Verniero, the former attorney general, was the final witness in four days of hearings. He was grilled Wednesday about the timing of his acknowledgement that police had been targeting minority motorists for stops.
. Critics say that Verniero ignored or tried to hide evidence of profiling for two years, only changing his stance when a shooting on the New Jersey Turnpike dramatized the issue. Two troopers are awaiting trial for firing into a van they had pulled over, wounding three young men who were traveling to a basketball clinic in North Carolina.
During his testimony, Verniero said he may have been misled by his respect for the state police. He said that as attorney general he had to function both as the agency’s supervisor, as the head of a legal agency defending the work of the state police in court and as the head of an agency prosecuting troopers accused of wrongdoing.

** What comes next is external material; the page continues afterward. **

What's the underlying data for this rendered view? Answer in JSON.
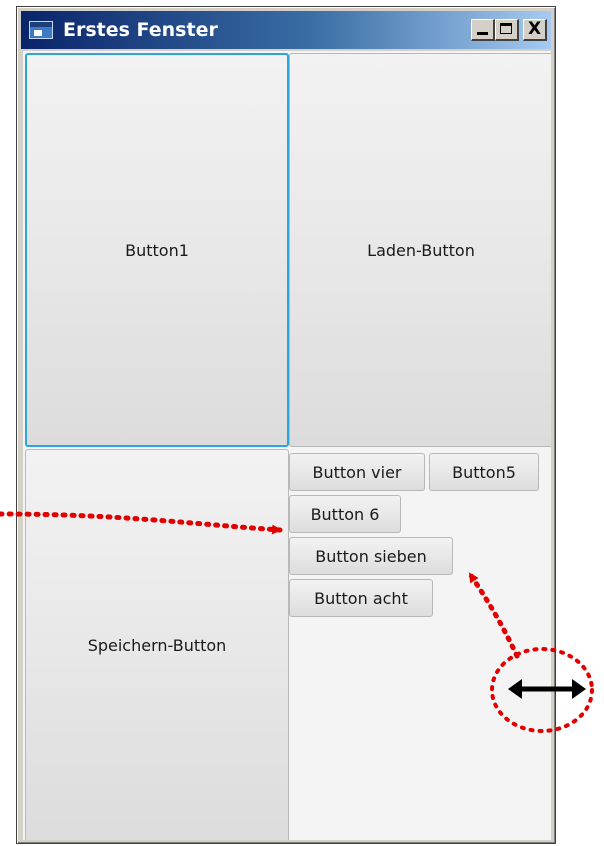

Under the New Jersey Constitution, Verniero must be reconfirmed by the state Senate after seven years on the Supreme Court. The profiling issue almost derailed his confirmation in 1999, and the issue is expected to come up again.